Monday, August 16, 2010

A Tropical Tiger Beetle

I have a huge backlog of postable photos from my recent Bolivia and Peru tours. Here's a tiny sample of a particularly attractive one to keep this blog active.

Tiger Beetles (Cicindelinae) are one of the many subfamilies of the ground beetle family, Carabidae. Despite being just one of many subfamilies of beetles, it's an incomprehensibly diverse order of insects. In North America alone there are 109 species of tiger beetles, and more than 2000 worldwide. Almost every insect group is more diverse in the tropics, but it's surprising how rarely I come across tiger beetles on my travels in South America. And even rarer yet that one poses long enough for me to photograph it.

This is Odontocheila cayennensis, the Cayenne Forest Tiger Beetle.

Luckily, I know one of the world's foremost authorities on tiger beetles. David Pearson lives here in Arizona and is also an avid birder. We bump into each other occasionally while birding here and were roomates for a week in Gambell, Alaska a couple years ago when I was cooking for the WINGS tour he was a participant on. So whenever I come across a tiger beetle, off I send the photo to him. He also noticed the red mites on its thorax, which in the field I mistook for red pigmentation. They're apparently not parasitic, merely hitching a ride. This sort of commensalism is called phoresy.

A few years ago in Bolivia I met some researchers who were specifically studying a group of tiger beetles that prey solely upon dung beetles in Amazonian rainforests. To find their quarry, they had to first attract the dung beetles with traps. I won't go into the details as to how they actually did this, but perhaps you can fill in the gaps if I mention that it involved the cooperation of the tourists staying at that lodge, as well as a well-paid volunteer.

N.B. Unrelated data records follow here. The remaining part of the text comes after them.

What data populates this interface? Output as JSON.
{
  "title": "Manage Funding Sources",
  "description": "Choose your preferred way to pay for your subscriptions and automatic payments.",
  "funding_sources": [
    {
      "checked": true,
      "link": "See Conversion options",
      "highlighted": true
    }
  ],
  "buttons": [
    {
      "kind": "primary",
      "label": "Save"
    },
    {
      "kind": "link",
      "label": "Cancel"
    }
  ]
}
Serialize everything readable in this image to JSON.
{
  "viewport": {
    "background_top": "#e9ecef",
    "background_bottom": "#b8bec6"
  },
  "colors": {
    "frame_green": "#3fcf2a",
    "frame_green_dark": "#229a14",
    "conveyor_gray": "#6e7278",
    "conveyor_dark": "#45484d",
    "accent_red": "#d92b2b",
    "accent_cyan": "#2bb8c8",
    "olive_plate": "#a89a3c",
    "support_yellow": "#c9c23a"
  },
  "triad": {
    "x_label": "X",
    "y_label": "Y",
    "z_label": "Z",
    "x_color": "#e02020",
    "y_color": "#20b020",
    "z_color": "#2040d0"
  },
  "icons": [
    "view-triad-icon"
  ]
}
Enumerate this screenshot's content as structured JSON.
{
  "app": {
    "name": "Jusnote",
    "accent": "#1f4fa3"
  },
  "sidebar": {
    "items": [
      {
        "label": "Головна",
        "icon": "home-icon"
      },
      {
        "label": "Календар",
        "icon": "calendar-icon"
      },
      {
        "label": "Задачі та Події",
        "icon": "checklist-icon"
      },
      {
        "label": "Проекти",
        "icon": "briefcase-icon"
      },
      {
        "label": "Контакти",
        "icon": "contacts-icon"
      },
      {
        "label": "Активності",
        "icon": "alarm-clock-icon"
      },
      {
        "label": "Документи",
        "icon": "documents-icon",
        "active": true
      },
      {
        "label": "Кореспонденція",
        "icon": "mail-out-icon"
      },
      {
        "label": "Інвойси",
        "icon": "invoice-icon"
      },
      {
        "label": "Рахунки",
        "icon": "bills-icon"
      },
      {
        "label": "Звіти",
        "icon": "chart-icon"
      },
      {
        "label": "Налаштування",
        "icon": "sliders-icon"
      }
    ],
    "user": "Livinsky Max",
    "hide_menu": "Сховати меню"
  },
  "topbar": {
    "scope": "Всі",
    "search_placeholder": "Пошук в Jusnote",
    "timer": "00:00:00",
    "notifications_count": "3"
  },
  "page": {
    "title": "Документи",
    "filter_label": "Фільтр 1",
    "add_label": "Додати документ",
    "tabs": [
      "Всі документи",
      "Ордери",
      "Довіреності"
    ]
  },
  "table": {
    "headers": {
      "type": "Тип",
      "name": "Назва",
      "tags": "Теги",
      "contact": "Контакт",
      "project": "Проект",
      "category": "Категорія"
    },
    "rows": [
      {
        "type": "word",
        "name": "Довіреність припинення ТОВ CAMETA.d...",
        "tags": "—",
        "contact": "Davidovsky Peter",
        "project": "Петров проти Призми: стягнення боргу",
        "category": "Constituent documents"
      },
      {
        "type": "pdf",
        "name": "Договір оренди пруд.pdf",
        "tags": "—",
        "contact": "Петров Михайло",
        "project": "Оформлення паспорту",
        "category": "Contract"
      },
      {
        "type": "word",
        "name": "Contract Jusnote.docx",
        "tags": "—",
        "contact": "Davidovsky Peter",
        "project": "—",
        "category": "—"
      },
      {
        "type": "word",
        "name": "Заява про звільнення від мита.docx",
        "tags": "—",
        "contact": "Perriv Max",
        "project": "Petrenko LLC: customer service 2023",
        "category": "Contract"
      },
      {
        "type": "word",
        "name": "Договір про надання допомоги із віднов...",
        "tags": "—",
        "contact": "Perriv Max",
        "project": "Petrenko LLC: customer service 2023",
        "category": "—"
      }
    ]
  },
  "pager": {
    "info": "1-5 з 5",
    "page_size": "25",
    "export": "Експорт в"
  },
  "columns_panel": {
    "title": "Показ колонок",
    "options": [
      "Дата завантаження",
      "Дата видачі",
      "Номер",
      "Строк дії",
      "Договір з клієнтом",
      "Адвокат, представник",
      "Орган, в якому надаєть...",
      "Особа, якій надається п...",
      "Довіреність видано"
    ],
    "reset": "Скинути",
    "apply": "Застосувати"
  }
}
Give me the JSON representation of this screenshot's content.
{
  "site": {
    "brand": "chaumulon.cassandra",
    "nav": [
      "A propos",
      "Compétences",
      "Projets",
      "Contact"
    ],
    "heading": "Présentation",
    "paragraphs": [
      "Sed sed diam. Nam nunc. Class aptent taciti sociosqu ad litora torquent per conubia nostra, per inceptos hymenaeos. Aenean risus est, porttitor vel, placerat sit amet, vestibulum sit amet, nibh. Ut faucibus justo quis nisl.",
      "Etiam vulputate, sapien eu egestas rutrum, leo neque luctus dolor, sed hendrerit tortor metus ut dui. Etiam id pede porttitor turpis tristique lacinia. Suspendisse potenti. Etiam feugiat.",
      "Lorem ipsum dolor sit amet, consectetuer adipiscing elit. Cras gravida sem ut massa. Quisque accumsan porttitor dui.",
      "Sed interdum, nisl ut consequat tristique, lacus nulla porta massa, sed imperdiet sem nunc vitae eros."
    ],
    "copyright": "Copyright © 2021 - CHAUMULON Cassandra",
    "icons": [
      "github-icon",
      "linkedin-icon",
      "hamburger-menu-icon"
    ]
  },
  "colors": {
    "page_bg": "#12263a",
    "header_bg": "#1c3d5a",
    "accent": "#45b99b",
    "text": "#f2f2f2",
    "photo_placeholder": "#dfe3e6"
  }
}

Thursday, August 5, 2010

Chestnut-breasted Wren – Most beautiful song?

Here at the ECOAN reserve at Abra Patricia in northern Peru, birding can be difficult. The montane cloud forest, thick with bamboo and moss, is hard to see into. Antpittas, tapaculos, and other skulkers await the patient birder.

But better than seeing any of these is the experience of hearing a duetting pair of Chestnut-breasted Wrens. We actually saw them as well, but they don't look like much. I posted this recording to the Xeno-canto website. Enjoy.

Monday, August 2, 2010

Oilbirds from the Highway

Today we drove from Tarapoto to Moyobamba, the capital of San Martín province, Peru. Don't worry, I had never heard of these towns before studying up for this tour either. But they are busy little cities with very nice hotels and not far from great birding spots. Looking at a map, you might think we are in the middle of nowhere, but with everything connected by paved highways, it's quite civilized.

Which makes it most amazing that along this paved highway we made a short stop at a small bridge, looked down, and saw Oilbirds. One of the world's weirdest birds, the nocturnal Oilbird's ecological function is more like that of fruit bat than any bird. They are nocturnal, colonial, live in caves, and navigate by sonar. And most known locations involve something of a hike or some pre-dawn departure to a remote cave. This spot is nothing short of amazing. When you arrive it doesn't even look like the bridge is going over anything larger than a little draw.

But look down, and there's a slot canyon to take your breath away. Not good if you're susceptible to vertigo.
Look a little more closely, and there are the Oilbirds in the dark shadows. Three were sitting out in the open, and another 12 or so had bits and parts sticking out from the ledges.

Near Tarapoto, we birded the Cordillera Escalera. Rain and fog drove us out this morning, but the light made the Tibouchina trees glow.

By the afternoon, the weather was gorgeous at the butte west of Moyobamba called Morro Calzada. This robber fly let me get a close shot while it was munching on a tiny gnat.

Interesting birds here included Spot-winged Antbird, Tawny-throated Leaftosser, Striped Manakin, and Lesser Elaenia.